One century ago human African trypanosomiasis (HAT), also known as sleeping sickness, was believed to curb the development of colonial territories. As soon as the cause of the disease was clearly identified, colonial authorities established extensive control operations, fearing an unpopulated continent and a shortage of human labour to exploit natural resources.
Systematic screening, treatment, and patient follow-up was established in western and central Africa for the gambiense form of the disease while, animal reservoir and vector control was mainly implemented in eastern and southern Africa for the rhodesiense form.
By the 1960s, transmission was practically interrupted in all endemic areas, providing evidence that the elimination of the disease as a public health problem was feasible and could be achieved with basic tools. Thereafter, the rarity of cases led to a loss of interest in sustained surveillance, and the risk of re-emergence of the disease was overlooked. Thus in the 1980s the disease re-emerged. By the 1990s, flare-ups were observed throughout past endemic areas, leading to a worrisome increase in the number of reported cases. At this time, nongovernmental organizations (NGOs) played a crucial role in the control of HAT. However, their interventions were mainly focused on remote and insecure areas. As emergency operators, their policy understandably excluded support to National Sleeping Sickness Control Programmes (NSSCPs), which resulted in (i) the establishment of substitute HAT control systems (ii), the maintenance of a large part of the population at risk out of the umbrella of NGO projects, and (iii) the difficulty for national programmes to sustain control achievements after the NGOs' withdrawal. Concurrently, bilateral cooperation continued to support NSSCPs in some historically linked countries.

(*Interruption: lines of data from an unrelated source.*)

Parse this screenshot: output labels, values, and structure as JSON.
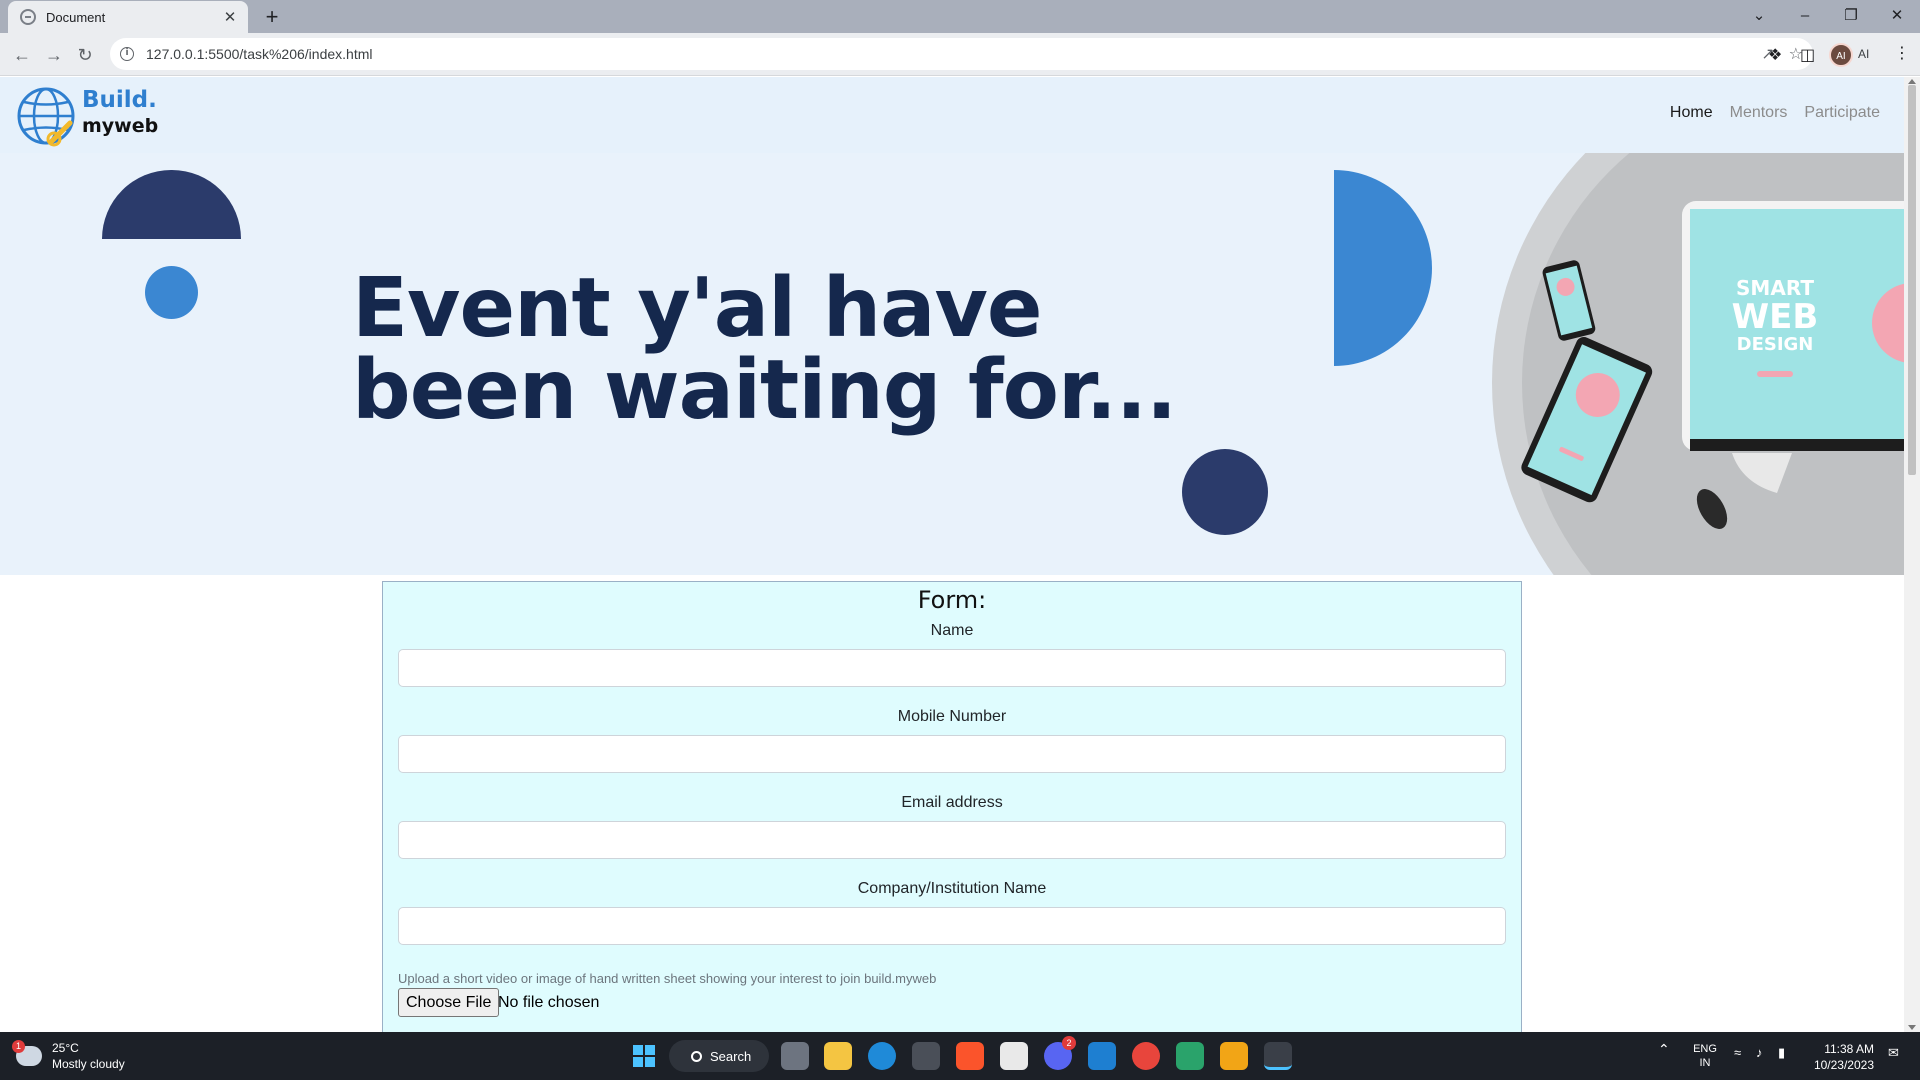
{
  "browser": {
    "tab_title": "Document",
    "tab_close": "✕",
    "new_tab": "+",
    "url": "127.0.0.1:5500/task%206/index.html",
    "profile_initials": "AI",
    "profile_label": "AI",
    "window_controls": {
      "tab_search": "⌄",
      "minimize": "–",
      "restore": "❐",
      "close": "✕"
    }
  },
  "site": {
    "logo": {
      "line1": "Build.",
      "line2": "myweb"
    },
    "nav": [
      {
        "label": "Home",
        "active": true
      },
      {
        "label": "Mentors",
        "active": false
      },
      {
        "label": "Participate",
        "active": false
      }
    ],
    "hero": {
      "headline_line1": "Event y'al have",
      "headline_line2": "been waiting for...",
      "image_text_1": "SMART",
      "image_text_2": "WEB",
      "image_text_3": "DESIGN"
    },
    "form": {
      "title": "Form:",
      "fields": [
        {
          "label": "Name",
          "value": ""
        },
        {
          "label": "Mobile Number",
          "value": ""
        },
        {
          "label": "Email address",
          "value": ""
        },
        {
          "label": "Company/Institution Name",
          "value": ""
        }
      ],
      "upload_note": "Upload a short video or image of hand written sheet showing your interest to join build.myweb",
      "file_button": "Choose File",
      "file_status": "No file chosen"
    }
  },
  "taskbar": {
    "weather_temp": "25°C",
    "weather_desc": "Mostly cloudy",
    "weather_badge": "1",
    "search_label": "Search",
    "discord_badge": "2",
    "lang_line1": "ENG",
    "lang_line2": "IN",
    "time": "11:38 AM",
    "date": "10/23/2023"
  },
  "colors": {
    "nav_bg": "#e6f1fb",
    "hero_bg": "#e9f2fb",
    "navy": "#2b3b6b",
    "accent_blue": "#3b87d2",
    "headline": "#15284d",
    "form_bg": "#dffcfe"
  }
}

Concerning HAT screening, the card agglutination trypanosomiasis test (CATT) for serological screening of populations at risk of HAT gambiense was developed during the 1970s , but its large-scale production encountered many problems, hindering its availability ; in addition, production of anti-trypanosomal drugs was seriously threatened due to the lower economic return for manufacturers.
Research for new diagnostic tools and drugs was scarce . Only eflornithine, initially developed for cancer treatment, was finally registered for the treatment of the gambiense form of the disease in 1990 . But its cost and complex distribution and administration requirements made it inappropriate for the under-equipped peripheral health services in remote rural areas where HAT was prevalent. Only some well-funded NGOs were able to afford the cost of eflornithine treatment.
During the 1990s, security constraints due to civil wars and social upheavals complicated HAT control by preventing access to a large number of HAT-endemic areas, leading to difficulties in reaching a large number of affected populations and consequently to a considerable lack of epidemiological information. The World Health Organization (WHO) Expert Committee on HAT Control and Surveillance held in 1995, in consideration of the huge uncertainties between the reported cases and the factual field situation, estimated that the true number of cases was at least 10 times more than reported. Thus from the 30,000 reported cases annually, it was estimated that some 300,000 infected individuals remained ignored in the field .
In 1997, the 50th World Health Assembly expressed its concerns about the major recrudescence of cases by adopting a resolution to raise awareness and national and international interest .
Subsequently, WHO enhanced its coordinating role and promoted networking with partners, developing a strong advocacy and awareness campaign. As a result, the private sector recognized its responsibility, which led Aventis Pharma and Bayer Health Care to grant in 2001 and 2002 a substantial support to WHO for the control and surveillance of HAT. This support included HAT drug donation and financial contributions that allowed WHO to strengthen its support to disease-endemic countries (DECs).
The importance of the various components of the epidemiology of trypanosomiasis (human, animal, vector control, agricultural activity, and livestock production) and their impact on the development of rural Africa led WHO, in 1995, to promote together with the Food and Agriculture Organization (FAO), the International Atomic Energy Agency (IAEA), and the African Union InterAfrican Bureau for Animal Resources (AU-IBAR), an inter-sectoral initiative that ultimately became, in 1997, the Programme Against African Trypanosomiasis (PAAT, http://www.fao.org/ag/againfo/programmes/en/paat/disease.html).
In parallel, African heads of state and governments established during the African Union Summit in Lomé in 2000 the Pan African Tsetse and Trypanosomiasis Eradication Campaign (PATTEC, http://www.africa-union.org/Structure_of_the_Commission/depPattec.htm) with the objective to render Africa a tsetse- and trypanosomiasis-free continent.